Guinea’s military junta, which seized power over the weekend, said on Thursday that it has ordered the Central Bank and other banks to freeze all government accounts.
On Sunday a group of special forces soldiers said they ousted President Alpha Conde over concerns about poverty and endemic corruption.
The banking freeze was aimed at “securing state assets”, a junta spokesman announced on the national broadcaster.
“This includes public administrative and commercial establishments in all ministries and the presidency, presidential programmes and projects, members of the outgoing government as well as senior officials and administrators of state financial institutions,” the spokesman said.
A mining boom propelled strong economic growth during Conde’s decade in power, but surveys suggest Guineans thought corruption has increased in recent years, while dissatisfaction with the economy and living conditions has also risen.

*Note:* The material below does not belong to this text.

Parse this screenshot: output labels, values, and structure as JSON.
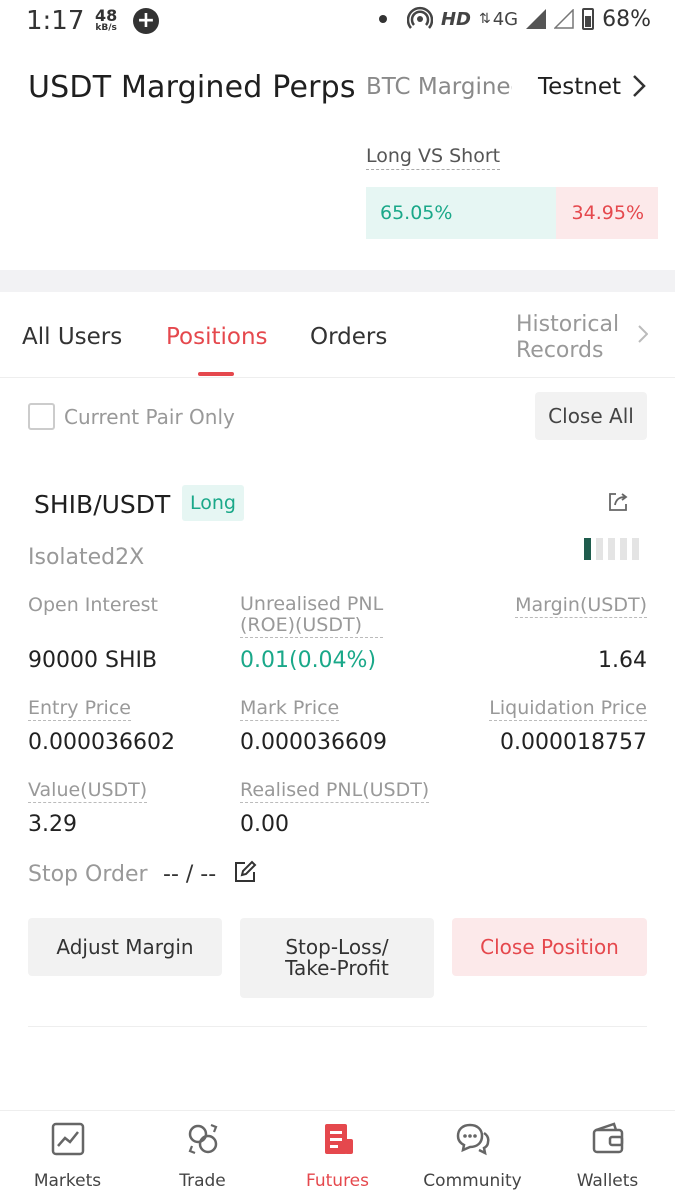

A delegation of West African leaders was due in Guinea on Friday to assess the situation following the coup that has raised fears of a backslide towards military rule in the region.
On Wednesday, leaders from the 15-member Economic Community of West African States (Ecowas) criticized the coup and demanded that Conde, who was detained during the takeover, be released.
Guinea’s participation in Ecowas, the region’s primary political and economic organisation, was also suspended, but penalties were not threatened.
The group’s team in Guinea will be led by Ecowas President Jean-Claude Kassi Brou and Ghana’s Foreign Affairs Minister Shirley Ayorkor Botchway, although the bloc supplied little information.